Andrew Stokes, managing director of the Hong Kong-based EFL software company ClarityEnglish, talks to Melanie Butler about testing on mobile phones, the perils of unanswered emails and high tech toasters
Clarity always strikes me as an ELT disruptor, a company started by two guys, a Tefler and a nerd, in a spare bedroom in Hong Kong. This year you went handheld – producing a placement test for mobile phones. Are you taking on the edtech giants?
No, I don’t think so. We are quite happy as a small independent publisher with the freedom to take on projects we enjoy and which we think will be useful. For example, we are currently working on an online course to help nurses in the Philippines get the 7.0 in Ielts Writing that they need to work in the UK. That’s way too small for an edtech giant.
You developed the Dynamic Placement Test with the German test specialists Telc. Did the test already exist and you adapted it – or did you develop the test to fit the technology? For our first online test, the concept was to digitise a paper test, which meant a lot of gapfill and multiple choice. This time we realised that with digital tests we have opportunities to do new things. For example, rearranging words to form a sentence. Think of all the skills involved in that. You need to understand the words individually and how they relate to each other. You also need to be able to cope with the grammar, and to interact with the functional intent of the sentence. It’s complex and challenging; it‘s not possible just to skim through clicking a, b or c at random. We hope that it is also more fun — there doesn’t seem to be very much fun in testing these days. One thing I admire about Telc is that they are interested in making tests engaging and enjoyable..
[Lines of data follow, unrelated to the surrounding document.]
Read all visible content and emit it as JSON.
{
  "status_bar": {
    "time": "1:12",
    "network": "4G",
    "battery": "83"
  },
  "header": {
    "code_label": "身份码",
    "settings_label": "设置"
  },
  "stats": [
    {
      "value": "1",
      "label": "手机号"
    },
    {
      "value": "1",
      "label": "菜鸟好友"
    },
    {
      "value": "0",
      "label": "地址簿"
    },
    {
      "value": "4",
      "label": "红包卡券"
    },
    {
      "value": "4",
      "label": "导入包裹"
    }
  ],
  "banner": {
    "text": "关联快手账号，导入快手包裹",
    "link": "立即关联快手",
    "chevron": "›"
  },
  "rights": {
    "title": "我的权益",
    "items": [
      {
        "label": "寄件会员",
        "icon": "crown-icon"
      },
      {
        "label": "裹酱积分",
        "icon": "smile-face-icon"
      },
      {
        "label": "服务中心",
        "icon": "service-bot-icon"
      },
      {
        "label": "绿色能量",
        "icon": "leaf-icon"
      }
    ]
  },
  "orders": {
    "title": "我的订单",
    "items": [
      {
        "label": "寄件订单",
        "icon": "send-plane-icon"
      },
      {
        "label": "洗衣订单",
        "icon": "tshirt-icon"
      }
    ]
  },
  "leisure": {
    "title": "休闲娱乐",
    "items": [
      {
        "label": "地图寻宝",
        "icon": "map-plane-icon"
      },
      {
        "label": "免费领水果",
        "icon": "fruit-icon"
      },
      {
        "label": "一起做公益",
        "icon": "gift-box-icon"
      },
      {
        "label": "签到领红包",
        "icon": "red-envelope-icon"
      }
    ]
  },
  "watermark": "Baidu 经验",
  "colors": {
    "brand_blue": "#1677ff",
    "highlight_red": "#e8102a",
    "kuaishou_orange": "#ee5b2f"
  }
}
Why put a test on mobile phones? Isn’t this just a gimmick?
It’s a question of logistics. Asia University in Taiwan, the first institution we talked to about large-scale digital placement testing, had 2,000 freshers to test. And a computer room with just 20 desktop machines, so it would have taken half a semester to test them all. We soon realised that every one of those 2,000 students had a powerful computer sitting right in front of them: their phone. And of course, a smartphone is not only convenient (and paid for by the student); it’s also an ideal tool for a basic language test. For most people, especially of that generation, their handheld device is their primary means of communication.
What was the biggest technical challenge that you faced in terms of the test?
We wanted a test that is as democratic as possible. It needs to be able to run in less developed areas, such as remote parts of the Philippines. This means that we can only rely on intermittent internet connections, so we had to make sure that it continues to run even when the connection is lost, which we achieved. But actually, the biggest challenge has been administrative. For example, the system sends out emails to students with a download link for the app. We were surprised to discover that a lot of students never check their email. That kind of issue comes from out of the blue and finding solutions (Facebook? Instagram? Whiteboard?) is part of the fun of it.
Taking out your crystal ball, where do you see the love affair between tech and testing in ten years time? Will our toaster be testing us too?
Yes, and that will be a proper test with consequences. Anyone who has used Amazon’s Alexa knows that you will tell your toaster that you want your bagel ‘lightly done’, ‘slightly overdone’ or ‘burnt to a crisp’. You will be able to assess the accuracy of your vocabulary against the surface of the bagel that pops up.